§ **Supplied information**

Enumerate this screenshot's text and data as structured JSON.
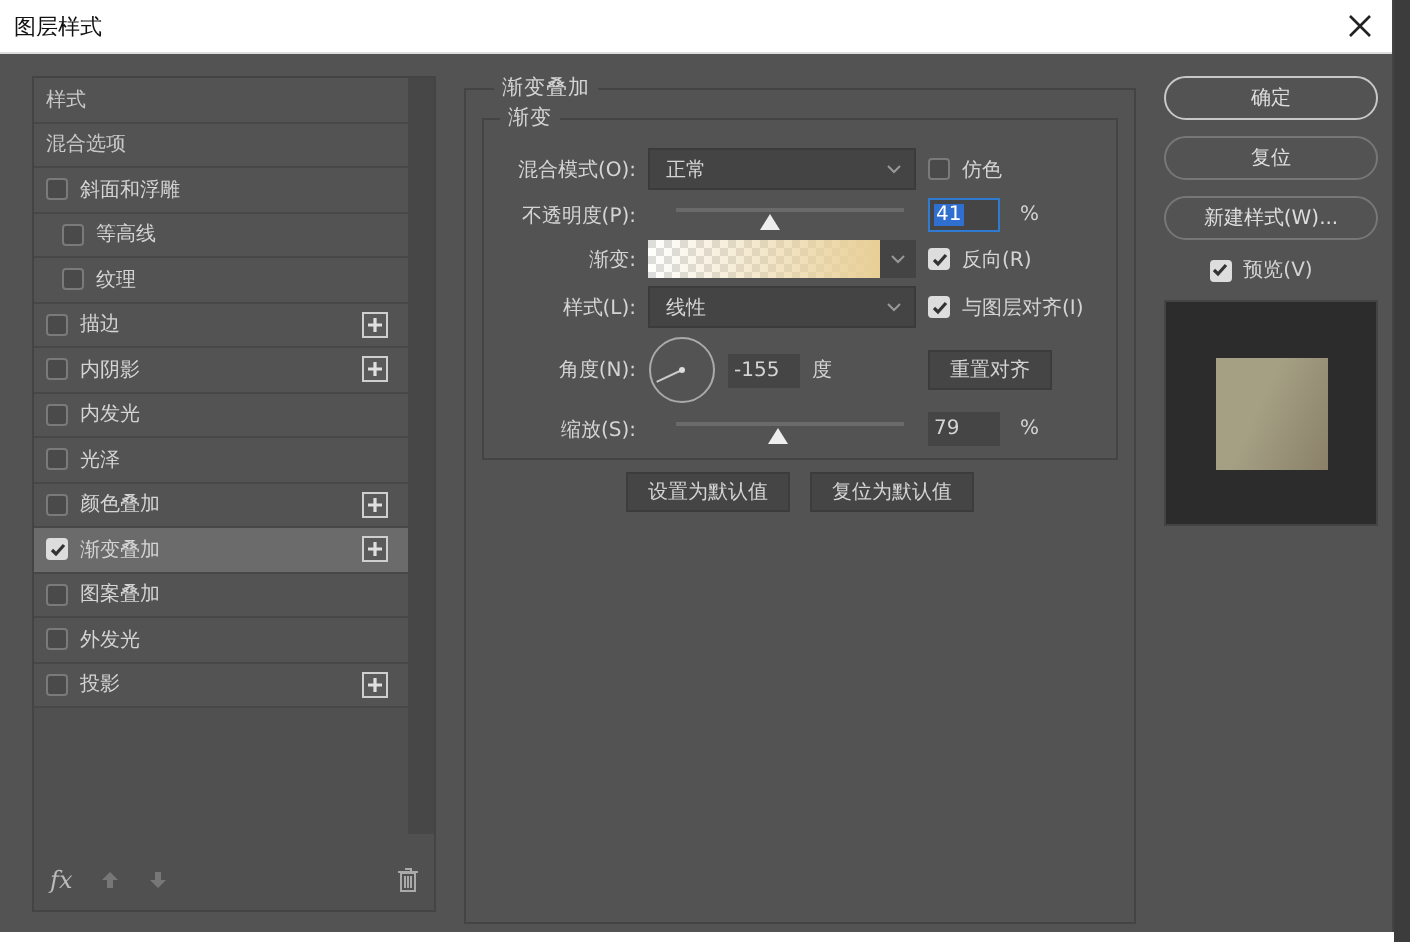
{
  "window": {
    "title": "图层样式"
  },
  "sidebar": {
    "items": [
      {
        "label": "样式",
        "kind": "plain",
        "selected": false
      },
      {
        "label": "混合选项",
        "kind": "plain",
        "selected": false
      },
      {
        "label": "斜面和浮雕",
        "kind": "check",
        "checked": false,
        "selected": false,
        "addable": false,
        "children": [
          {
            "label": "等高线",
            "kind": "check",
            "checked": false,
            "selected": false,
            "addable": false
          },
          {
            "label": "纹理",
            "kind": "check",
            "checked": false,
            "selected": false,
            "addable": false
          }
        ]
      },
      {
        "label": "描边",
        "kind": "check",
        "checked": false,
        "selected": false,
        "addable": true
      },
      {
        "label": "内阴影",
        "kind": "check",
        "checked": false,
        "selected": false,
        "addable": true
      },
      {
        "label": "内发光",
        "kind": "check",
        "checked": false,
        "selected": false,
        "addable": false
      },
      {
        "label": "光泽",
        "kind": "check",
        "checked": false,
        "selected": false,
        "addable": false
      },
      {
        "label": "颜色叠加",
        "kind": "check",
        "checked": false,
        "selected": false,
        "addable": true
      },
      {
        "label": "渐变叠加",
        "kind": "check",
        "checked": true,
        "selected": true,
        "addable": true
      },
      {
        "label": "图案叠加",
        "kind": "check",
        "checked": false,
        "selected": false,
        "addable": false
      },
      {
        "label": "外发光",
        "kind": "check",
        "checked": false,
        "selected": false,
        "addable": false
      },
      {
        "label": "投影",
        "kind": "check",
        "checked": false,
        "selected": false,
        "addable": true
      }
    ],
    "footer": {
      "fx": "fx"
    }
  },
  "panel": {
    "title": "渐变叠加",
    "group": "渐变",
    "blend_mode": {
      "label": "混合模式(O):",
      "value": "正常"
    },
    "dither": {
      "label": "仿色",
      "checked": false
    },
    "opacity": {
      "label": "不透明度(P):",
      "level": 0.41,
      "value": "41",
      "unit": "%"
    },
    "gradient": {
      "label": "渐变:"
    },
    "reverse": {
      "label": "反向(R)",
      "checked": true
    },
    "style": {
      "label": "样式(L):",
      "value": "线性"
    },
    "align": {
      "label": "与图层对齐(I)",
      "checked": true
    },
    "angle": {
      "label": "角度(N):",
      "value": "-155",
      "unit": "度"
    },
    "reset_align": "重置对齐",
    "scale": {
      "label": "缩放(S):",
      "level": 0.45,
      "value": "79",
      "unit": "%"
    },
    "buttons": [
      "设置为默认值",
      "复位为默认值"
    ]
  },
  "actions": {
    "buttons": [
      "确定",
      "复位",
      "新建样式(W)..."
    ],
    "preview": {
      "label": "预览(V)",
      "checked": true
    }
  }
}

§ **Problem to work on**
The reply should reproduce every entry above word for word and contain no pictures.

§ **Task solution**
Enumerate this screenshot's text and data as structured JSON.
{
  "window": {
    "title": "图层样式"
  },
  "sidebar": {
    "items": [
      {
        "label": "样式",
        "kind": "plain",
        "selected": false
      },
      {
        "label": "混合选项",
        "kind": "plain",
        "selected": false
      },
      {
        "label": "斜面和浮雕",
        "kind": "check",
        "checked": false,
        "selected": false,
        "addable": false,
        "children": [
          {
            "label": "等高线",
            "kind": "check",
            "checked": false,
            "selected": false,
            "addable": false
          },
          {
            "label": "纹理",
            "kind": "check",
            "checked": false,
            "selected": false,
            "addable": false
          }
        ]
      },
      {
        "label": "描边",
        "kind": "check",
        "checked": false,
        "selected": false,
        "addable": true
      },
      {
        "label": "内阴影",
        "kind": "check",
        "checked": false,
        "selected": false,
        "addable": true
      },
      {
        "label": "内发光",
        "kind": "check",
        "checked": false,
        "selected": false,
        "addable": false
      },
      {
        "label": "光泽",
        "kind": "check",
        "checked": false,
        "selected": false,
        "addable": false
      },
      {
        "label": "颜色叠加",
        "kind": "check",
        "checked": false,
        "selected": false,
        "addable": true
      },
      {
        "label": "渐变叠加",
        "kind": "check",
        "checked": true,
        "selected": true,
        "addable": true
      },
      {
        "label": "图案叠加",
        "kind": "check",
        "checked": false,
        "selected": false,
        "addable": false
      },
      {
        "label": "外发光",
        "kind": "check",
        "checked": false,
        "selected": false,
        "addable": false
      },
      {
        "label": "投影",
        "kind": "check",
        "checked": false,
        "selected": false,
        "addable": true
      }
    ],
    "footer": {
      "fx": "fx"
    }
  },
  "panel": {
    "title": "渐变叠加",
    "group": "渐变",
    "blend_mode": {
      "label": "混合模式(O):",
      "value": "正常"
    },
    "dither": {
      "label": "仿色",
      "checked": false
    },
    "opacity": {
      "label": "不透明度(P):",
      "level": 0.41,
      "value": "41",
      "unit": "%"
    },
    "gradient": {
      "label": "渐变:"
    },
    "reverse": {
      "label": "反向(R)",
      "checked": true
    },
    "style": {
      "label": "样式(L):",
      "value": "线性"
    },
    "align": {
      "label": "与图层对齐(I)",
      "checked": true
    },
    "angle": {
      "label": "角度(N):",
      "value": "-155",
      "unit": "度"
    },
    "reset_align": "重置对齐",
    "scale": {
      "label": "缩放(S):",
      "level": 0.45,
      "value": "79",
      "unit": "%"
    },
    "buttons": [
      "设置为默认值",
      "复位为默认值"
    ]
  },
  "actions": {
    "buttons": [
      "确定",
      "复位",
      "新建样式(W)..."
    ],
    "preview": {
      "label": "预览(V)",
      "checked": true
    }
  }
}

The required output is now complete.